[Records contained in a dataset]
╔══

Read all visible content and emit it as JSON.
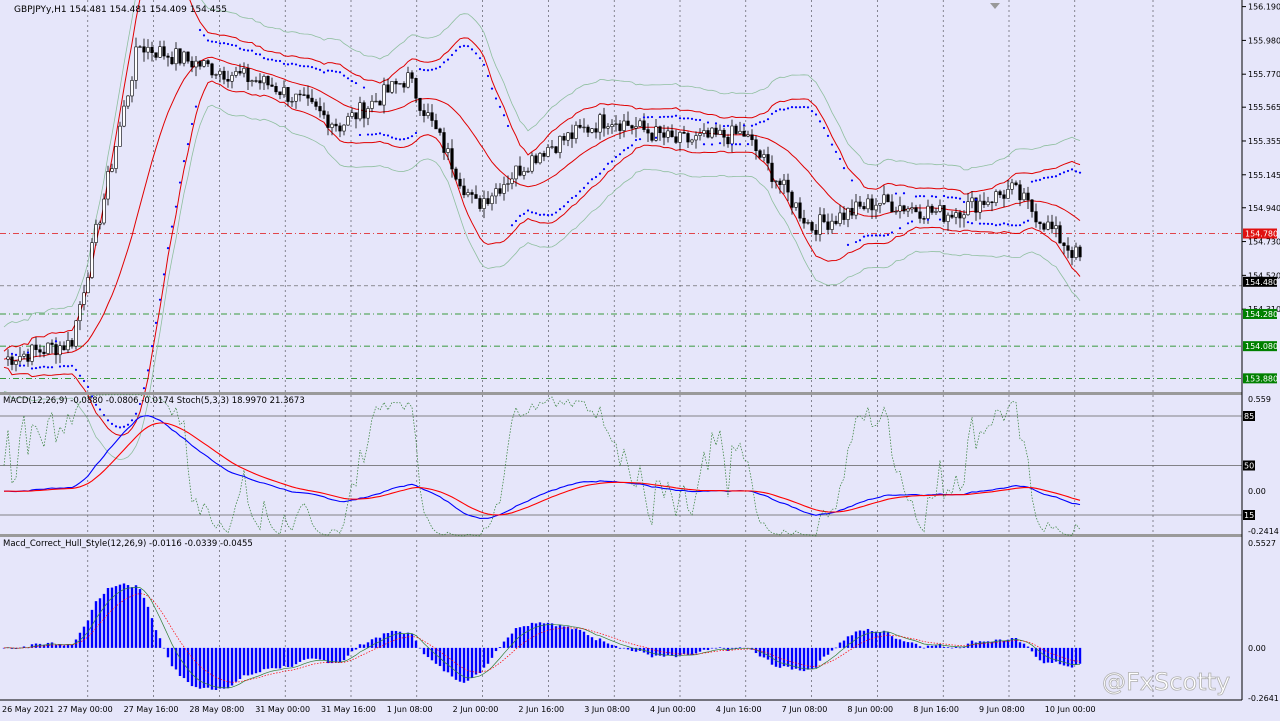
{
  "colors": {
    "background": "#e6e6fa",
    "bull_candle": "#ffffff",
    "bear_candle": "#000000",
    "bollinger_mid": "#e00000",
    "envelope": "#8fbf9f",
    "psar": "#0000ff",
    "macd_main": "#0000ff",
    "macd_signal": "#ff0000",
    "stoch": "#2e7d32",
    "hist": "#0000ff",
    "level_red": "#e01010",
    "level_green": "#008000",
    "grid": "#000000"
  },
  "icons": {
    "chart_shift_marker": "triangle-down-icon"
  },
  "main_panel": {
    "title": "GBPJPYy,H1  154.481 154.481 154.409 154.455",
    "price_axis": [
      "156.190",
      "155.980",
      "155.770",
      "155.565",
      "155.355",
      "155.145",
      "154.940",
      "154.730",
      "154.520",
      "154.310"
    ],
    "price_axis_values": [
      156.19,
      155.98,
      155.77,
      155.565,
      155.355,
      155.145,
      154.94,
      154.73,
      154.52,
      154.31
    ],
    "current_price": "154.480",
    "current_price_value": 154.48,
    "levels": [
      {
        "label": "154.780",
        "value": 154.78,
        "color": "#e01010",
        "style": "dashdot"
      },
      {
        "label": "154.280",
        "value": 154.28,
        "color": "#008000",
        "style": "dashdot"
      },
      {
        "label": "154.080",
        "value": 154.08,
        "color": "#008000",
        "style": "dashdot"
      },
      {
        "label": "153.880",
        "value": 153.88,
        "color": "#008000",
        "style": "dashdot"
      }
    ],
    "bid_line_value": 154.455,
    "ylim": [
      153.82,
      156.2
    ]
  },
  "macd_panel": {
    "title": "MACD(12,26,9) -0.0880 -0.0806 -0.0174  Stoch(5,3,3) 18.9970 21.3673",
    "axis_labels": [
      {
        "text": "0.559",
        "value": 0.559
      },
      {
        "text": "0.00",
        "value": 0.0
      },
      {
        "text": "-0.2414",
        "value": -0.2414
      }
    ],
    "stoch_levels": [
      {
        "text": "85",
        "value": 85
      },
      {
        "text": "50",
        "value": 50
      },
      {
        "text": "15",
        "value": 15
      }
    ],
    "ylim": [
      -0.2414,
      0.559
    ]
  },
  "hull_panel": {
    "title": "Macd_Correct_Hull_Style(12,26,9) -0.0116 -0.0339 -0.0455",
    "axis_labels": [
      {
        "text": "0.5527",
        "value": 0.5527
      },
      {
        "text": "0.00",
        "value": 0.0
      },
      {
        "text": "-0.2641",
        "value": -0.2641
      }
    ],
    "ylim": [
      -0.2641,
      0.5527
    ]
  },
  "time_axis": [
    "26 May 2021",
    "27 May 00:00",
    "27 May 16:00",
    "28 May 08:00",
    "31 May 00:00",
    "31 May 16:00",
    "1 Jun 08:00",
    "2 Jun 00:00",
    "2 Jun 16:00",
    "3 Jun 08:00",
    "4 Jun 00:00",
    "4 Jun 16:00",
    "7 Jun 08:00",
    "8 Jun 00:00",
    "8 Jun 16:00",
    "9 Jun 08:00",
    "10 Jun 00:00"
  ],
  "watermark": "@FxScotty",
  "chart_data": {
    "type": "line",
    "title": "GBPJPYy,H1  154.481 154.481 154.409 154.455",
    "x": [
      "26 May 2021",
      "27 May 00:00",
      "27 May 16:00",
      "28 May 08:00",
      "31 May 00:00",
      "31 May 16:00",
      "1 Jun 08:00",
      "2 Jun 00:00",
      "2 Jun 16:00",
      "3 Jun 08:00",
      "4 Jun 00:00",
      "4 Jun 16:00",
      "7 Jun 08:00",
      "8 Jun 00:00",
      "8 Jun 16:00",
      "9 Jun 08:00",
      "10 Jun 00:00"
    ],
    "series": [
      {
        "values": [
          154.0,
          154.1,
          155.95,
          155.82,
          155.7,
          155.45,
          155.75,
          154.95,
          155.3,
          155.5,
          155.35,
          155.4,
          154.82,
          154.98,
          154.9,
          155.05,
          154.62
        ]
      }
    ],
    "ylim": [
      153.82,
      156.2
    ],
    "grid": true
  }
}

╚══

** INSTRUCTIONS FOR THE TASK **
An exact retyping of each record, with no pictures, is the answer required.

** WRITTEN RESPONSE **
Read all visible content and emit it as JSON.
{
  "colors": {
    "background": "#e6e6fa",
    "bull_candle": "#ffffff",
    "bear_candle": "#000000",
    "bollinger_mid": "#e00000",
    "envelope": "#8fbf9f",
    "psar": "#0000ff",
    "macd_main": "#0000ff",
    "macd_signal": "#ff0000",
    "stoch": "#2e7d32",
    "hist": "#0000ff",
    "level_red": "#e01010",
    "level_green": "#008000",
    "grid": "#000000"
  },
  "icons": {
    "chart_shift_marker": "triangle-down-icon"
  },
  "main_panel": {
    "title": "GBPJPYy,H1  154.481 154.481 154.409 154.455",
    "price_axis": [
      "156.190",
      "155.980",
      "155.770",
      "155.565",
      "155.355",
      "155.145",
      "154.940",
      "154.730",
      "154.520",
      "154.310"
    ],
    "price_axis_values": [
      156.19,
      155.98,
      155.77,
      155.565,
      155.355,
      155.145,
      154.94,
      154.73,
      154.52,
      154.31
    ],
    "current_price": "154.480",
    "current_price_value": 154.48,
    "levels": [
      {
        "label": "154.780",
        "value": 154.78,
        "color": "#e01010",
        "style": "dashdot"
      },
      {
        "label": "154.280",
        "value": 154.28,
        "color": "#008000",
        "style": "dashdot"
      },
      {
        "label": "154.080",
        "value": 154.08,
        "color": "#008000",
        "style": "dashdot"
      },
      {
        "label": "153.880",
        "value": 153.88,
        "color": "#008000",
        "style": "dashdot"
      }
    ],
    "bid_line_value": 154.455,
    "ylim": [
      153.82,
      156.2
    ]
  },
  "macd_panel": {
    "title": "MACD(12,26,9) -0.0880 -0.0806 -0.0174  Stoch(5,3,3) 18.9970 21.3673",
    "axis_labels": [
      {
        "text": "0.559",
        "value": 0.559
      },
      {
        "text": "0.00",
        "value": 0.0
      },
      {
        "text": "-0.2414",
        "value": -0.2414
      }
    ],
    "stoch_levels": [
      {
        "text": "85",
        "value": 85
      },
      {
        "text": "50",
        "value": 50
      },
      {
        "text": "15",
        "value": 15
      }
    ],
    "ylim": [
      -0.2414,
      0.559
    ]
  },
  "hull_panel": {
    "title": "Macd_Correct_Hull_Style(12,26,9) -0.0116 -0.0339 -0.0455",
    "axis_labels": [
      {
        "text": "0.5527",
        "value": 0.5527
      },
      {
        "text": "0.00",
        "value": 0.0
      },
      {
        "text": "-0.2641",
        "value": -0.2641
      }
    ],
    "ylim": [
      -0.2641,
      0.5527
    ]
  },
  "time_axis": [
    "26 May 2021",
    "27 May 00:00",
    "27 May 16:00",
    "28 May 08:00",
    "31 May 00:00",
    "31 May 16:00",
    "1 Jun 08:00",
    "2 Jun 00:00",
    "2 Jun 16:00",
    "3 Jun 08:00",
    "4 Jun 00:00",
    "4 Jun 16:00",
    "7 Jun 08:00",
    "8 Jun 00:00",
    "8 Jun 16:00",
    "9 Jun 08:00",
    "10 Jun 00:00"
  ],
  "watermark": "@FxScotty",
  "chart_data": {
    "type": "line",
    "title": "GBPJPYy,H1  154.481 154.481 154.409 154.455",
    "x": [
      "26 May 2021",
      "27 May 00:00",
      "27 May 16:00",
      "28 May 08:00",
      "31 May 00:00",
      "31 May 16:00",
      "1 Jun 08:00",
      "2 Jun 00:00",
      "2 Jun 16:00",
      "3 Jun 08:00",
      "4 Jun 00:00",
      "4 Jun 16:00",
      "7 Jun 08:00",
      "8 Jun 00:00",
      "8 Jun 16:00",
      "9 Jun 08:00",
      "10 Jun 00:00"
    ],
    "series": [
      {
        "values": [
          154.0,
          154.1,
          155.95,
          155.82,
          155.7,
          155.45,
          155.75,
          154.95,
          155.3,
          155.5,
          155.35,
          155.4,
          154.82,
          154.98,
          154.9,
          155.05,
          154.62
        ]
      }
    ],
    "ylim": [
      153.82,
      156.2
    ],
    "grid": true
  }
}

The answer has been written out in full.